Work item:
A single figure is expected: how many lines of the data that follows contain the word "will".

(Data about app and page elements)
________
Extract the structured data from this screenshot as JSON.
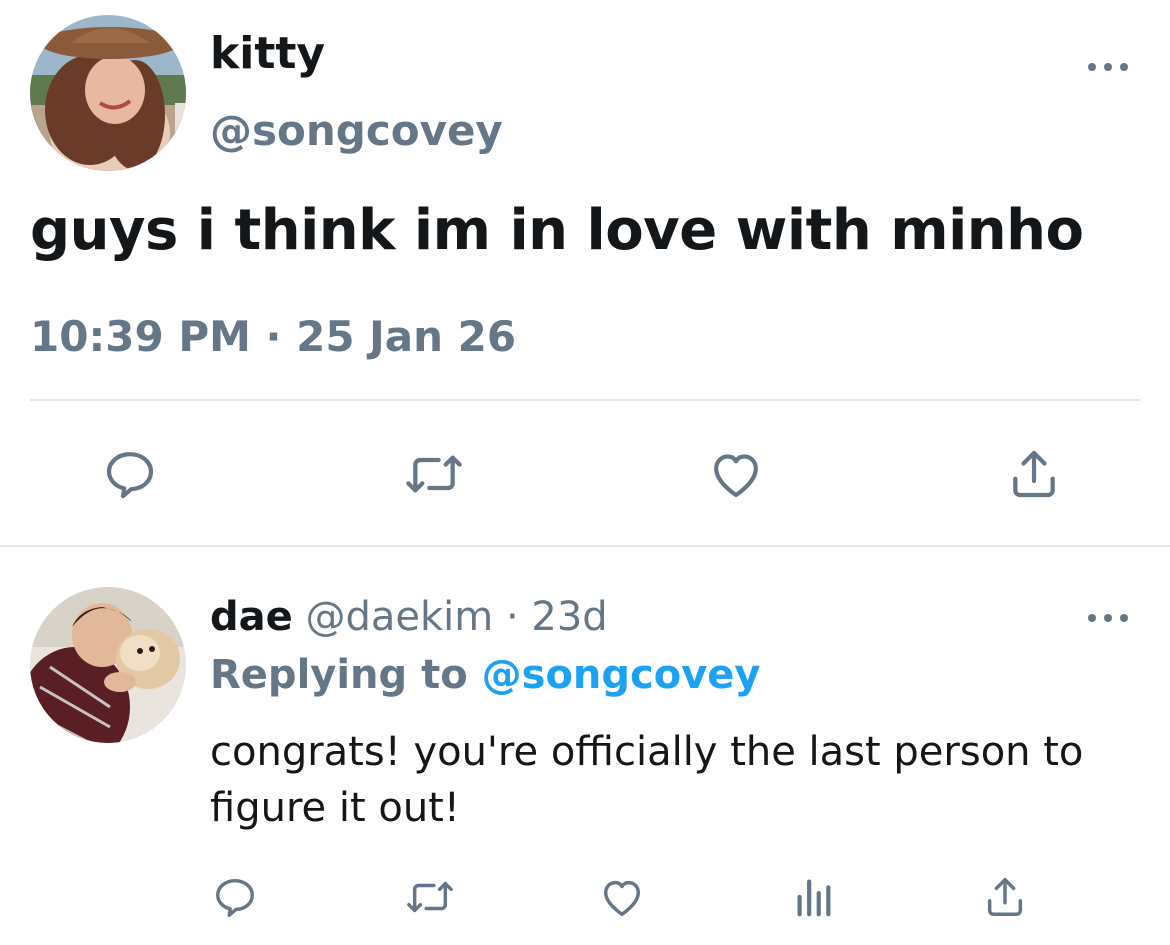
{
  "tweet": {
    "author_name": "kitty",
    "author_handle": "@songcovey",
    "text": "guys i think im in love with minho",
    "timestamp": "10:39 PM · 25 Jan 26",
    "actions": [
      "reply-icon",
      "retweet-icon",
      "like-icon",
      "share-icon"
    ]
  },
  "reply": {
    "author_name": "dae",
    "author_handle": "@daekim",
    "separator": "·",
    "age": "23d",
    "replying_label": "Replying to",
    "replying_handle": "@songcovey",
    "text": "congrats! you're officially the last person to figure it out!",
    "actions": [
      "reply-icon",
      "retweet-icon",
      "like-icon",
      "analytics-icon",
      "share-icon"
    ]
  },
  "colors": {
    "text": "#14171a",
    "secondary": "#657786",
    "link": "#1da1f2",
    "divider": "#e1e8ed"
  }
}
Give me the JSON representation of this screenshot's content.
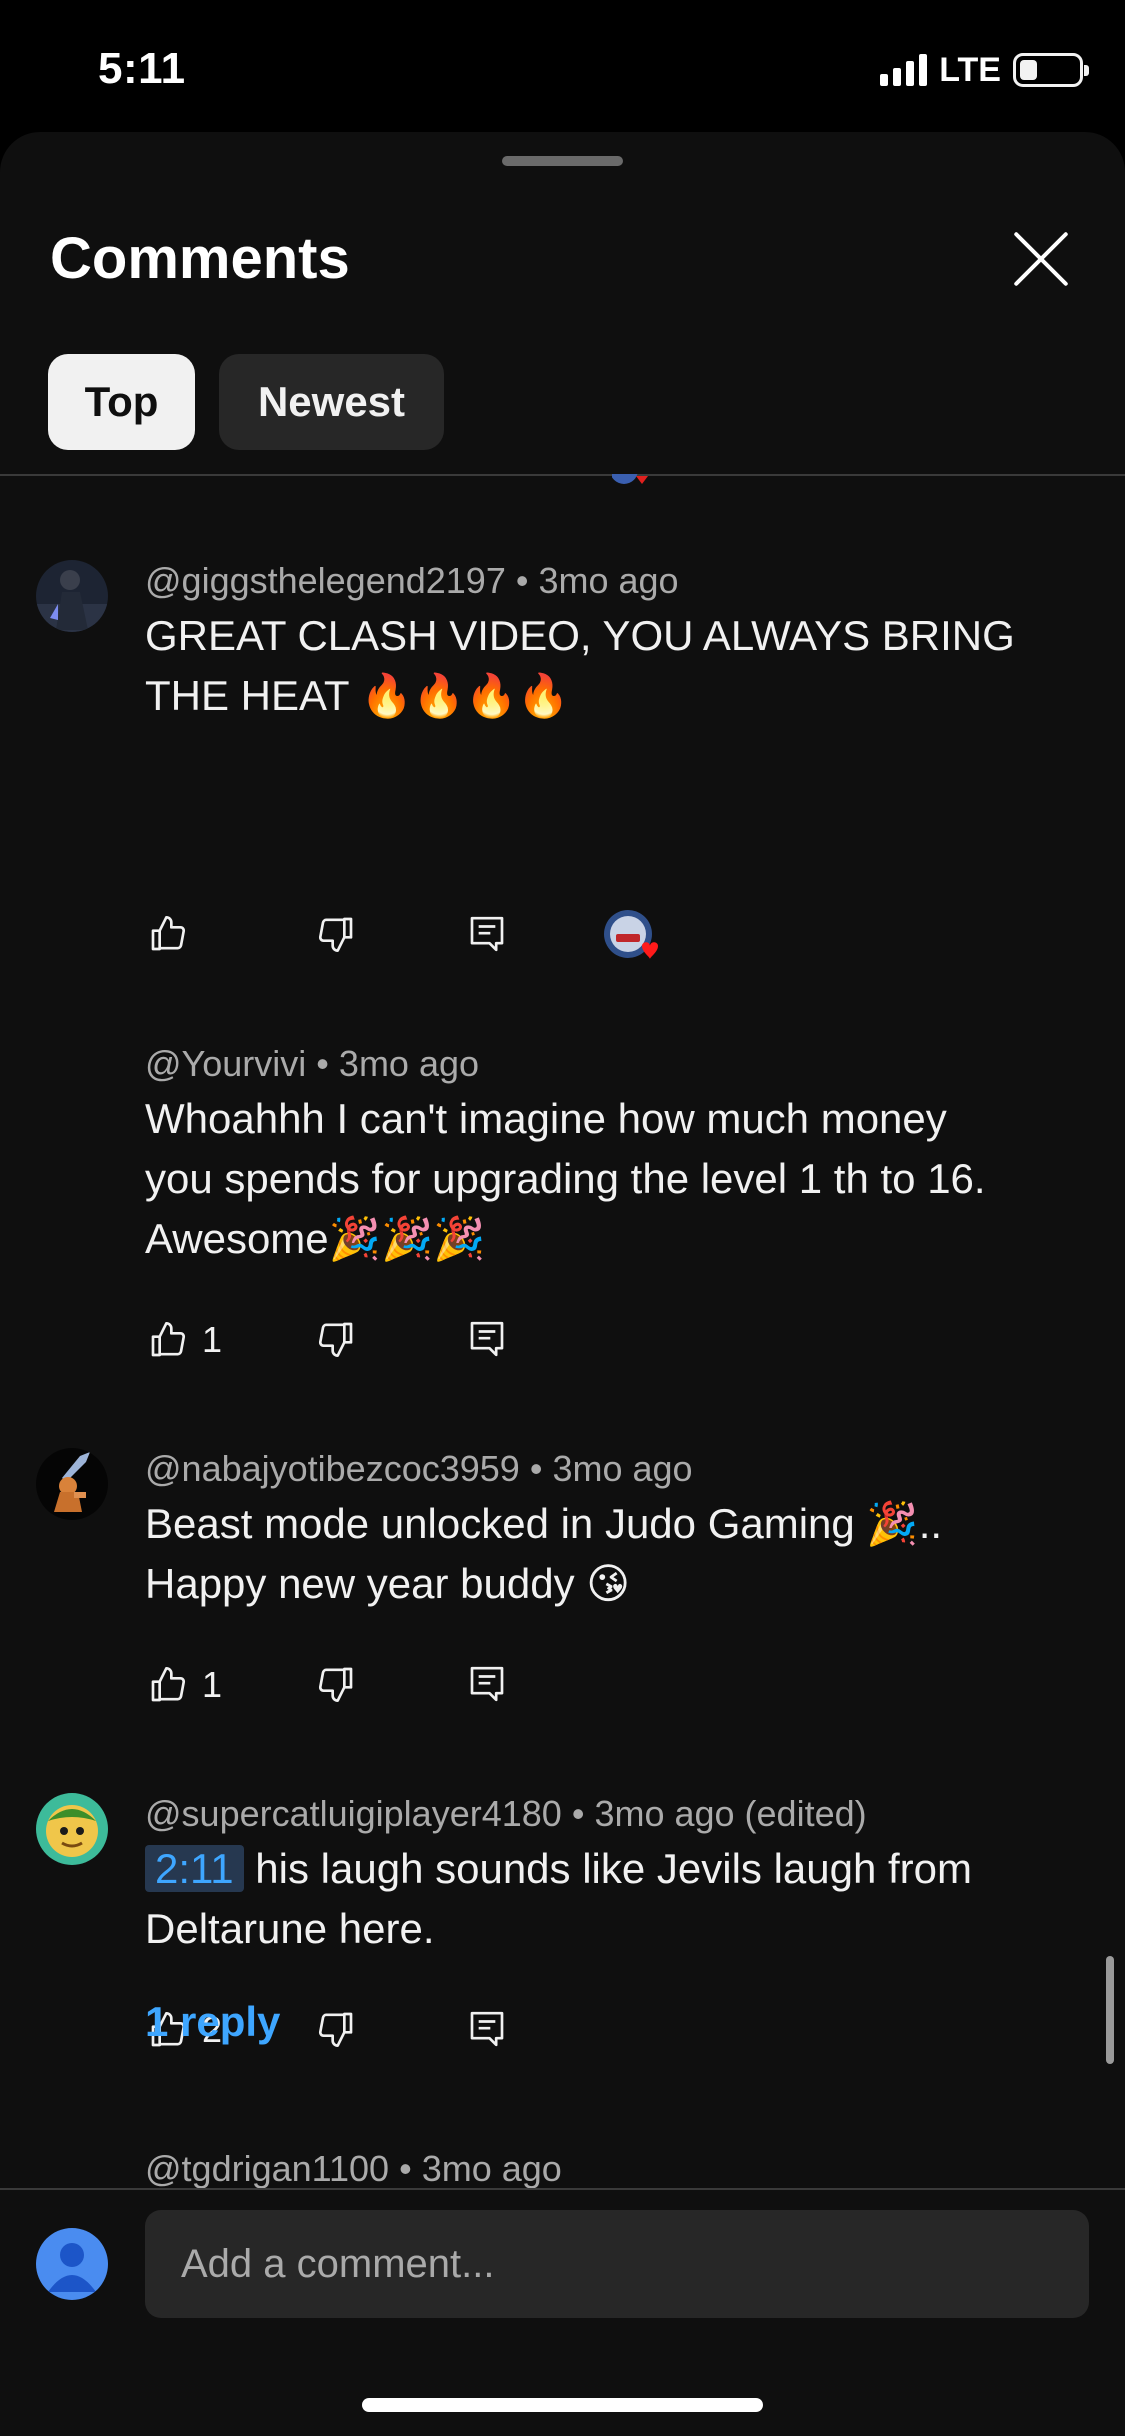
{
  "status_bar": {
    "time": "5:11",
    "network": "LTE",
    "battery_percent": 30
  },
  "sheet": {
    "title": "Comments"
  },
  "tabs": [
    {
      "label": "Top",
      "selected": true
    },
    {
      "label": "Newest",
      "selected": false
    }
  ],
  "comments": [
    {
      "author": "@giggsthelegend2197",
      "time": "3mo ago",
      "text_line1": "GREAT CLASH VIDEO, YOU ALWAYS BRING",
      "text_line2": "THE HEAT 🔥🔥🔥🔥",
      "likes": "",
      "creator_hearted": true
    },
    {
      "author": "@Yourvivi",
      "time": "3mo ago",
      "text_line1": "Whoahhh I can't imagine how much money",
      "text_line2": "you spends for upgrading the level 1 th to 16.",
      "text_line3": "Awesome🎉🎉🎉",
      "likes": "1"
    },
    {
      "author": "@nabajyotibezcoc3959",
      "time": "3mo ago",
      "text_line1": "Beast mode unlocked in Judo Gaming 🎉..",
      "text_line2": "Happy new year buddy 😘",
      "likes": "1"
    },
    {
      "author": "@supercatluigiplayer4180",
      "time": "3mo ago (edited)",
      "timestamp_link": "2:11",
      "text_line1": " his laugh sounds like Jevils laugh from",
      "text_line2": "Deltarune here.",
      "likes": "2",
      "replies_label": "1 reply"
    }
  ],
  "next_comment_peek": {
    "author": "@tgdrigan1100",
    "time": "3mo ago"
  },
  "composer": {
    "placeholder": "Add a comment..."
  },
  "meta_separator": "•",
  "colors": {
    "background": "#0f0f0f",
    "link_blue": "#3ea6ff",
    "secondary_text": "#aaaaaa",
    "chip_dark": "#272727"
  }
}
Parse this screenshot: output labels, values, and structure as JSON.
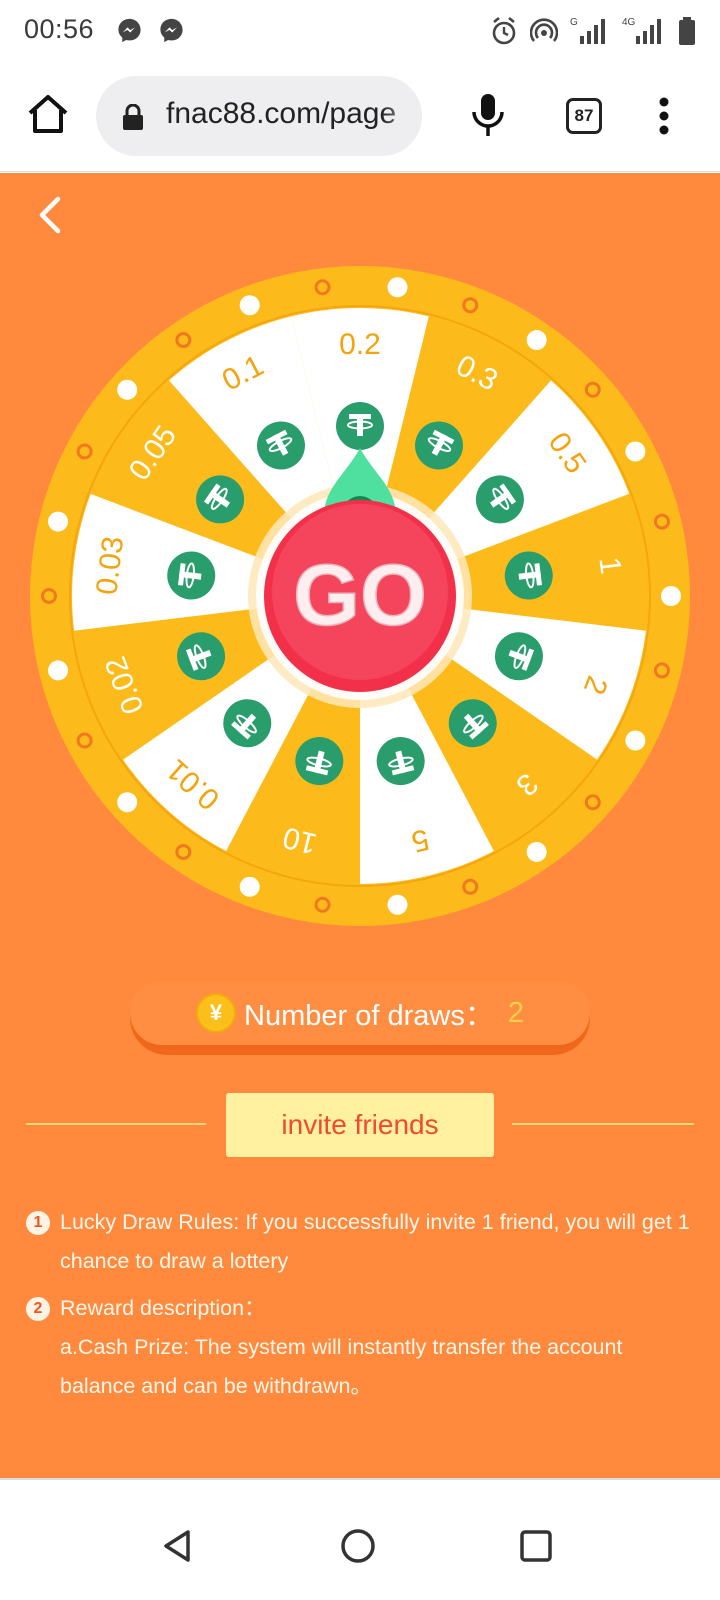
{
  "status": {
    "time": "00:56",
    "battery_level": 0.85
  },
  "browser": {
    "url": "fnac88.com/page",
    "tab_count": "87"
  },
  "wheel": {
    "center_label": "GO",
    "segments": [
      "0.2",
      "0.3",
      "0.5",
      "1",
      "2",
      "3",
      "5",
      "10",
      "0.01",
      "0.02",
      "0.03",
      "0.05",
      "0.1"
    ],
    "coin_icon": "tether-icon",
    "colors": {
      "rim": "#fdbb1b",
      "segment_yellow": "#fdbb1b",
      "segment_white": "#ffffff",
      "coin": "#2a9d6c",
      "go_button": "#f2304a",
      "pointer": "#4fe0a0",
      "label_yellow": "#f5a20c"
    }
  },
  "draws": {
    "label": "Number of draws：",
    "value": "2",
    "coin_symbol": "¥"
  },
  "invite": {
    "label": "invite friends"
  },
  "rules": [
    {
      "num": "1",
      "text": "Lucky Draw Rules: If you successfully invite 1 friend, you will get 1 chance to draw a lottery"
    },
    {
      "num": "2",
      "text": "Reward description：",
      "detail": "a.Cash Prize: The system will instantly transfer the account balance and can be withdrawn。"
    }
  ]
}
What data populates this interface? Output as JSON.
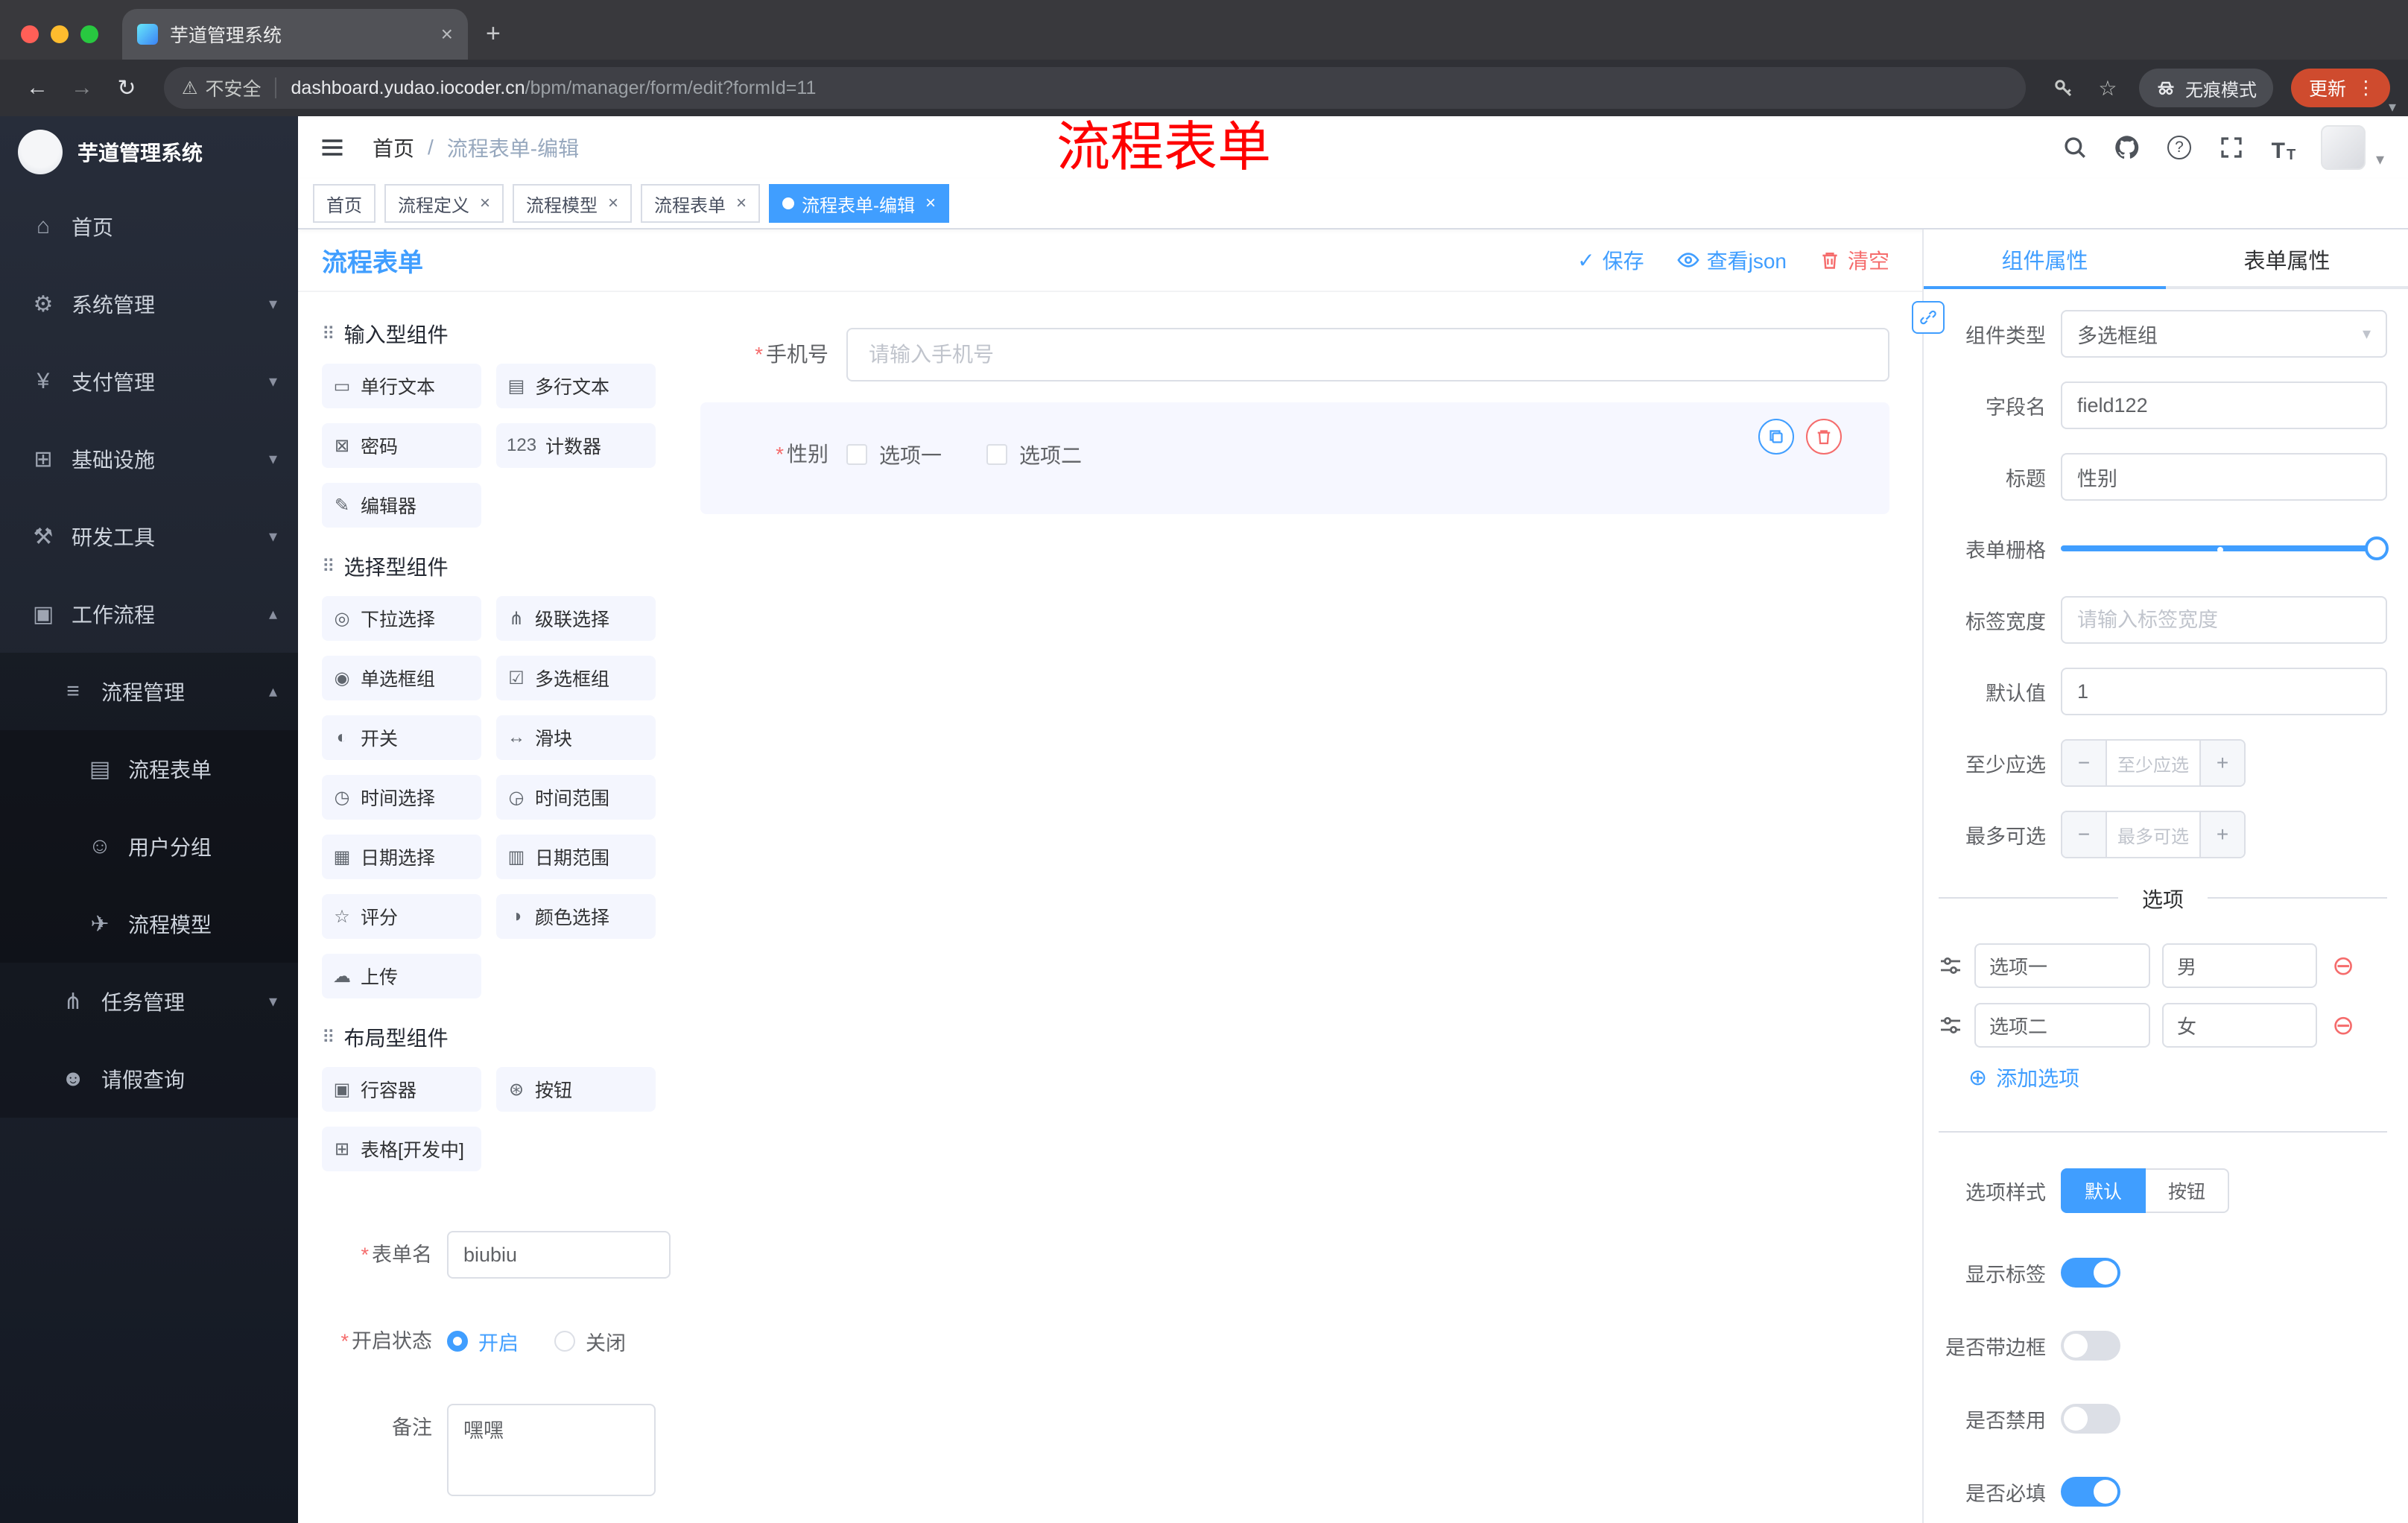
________
Task result:
2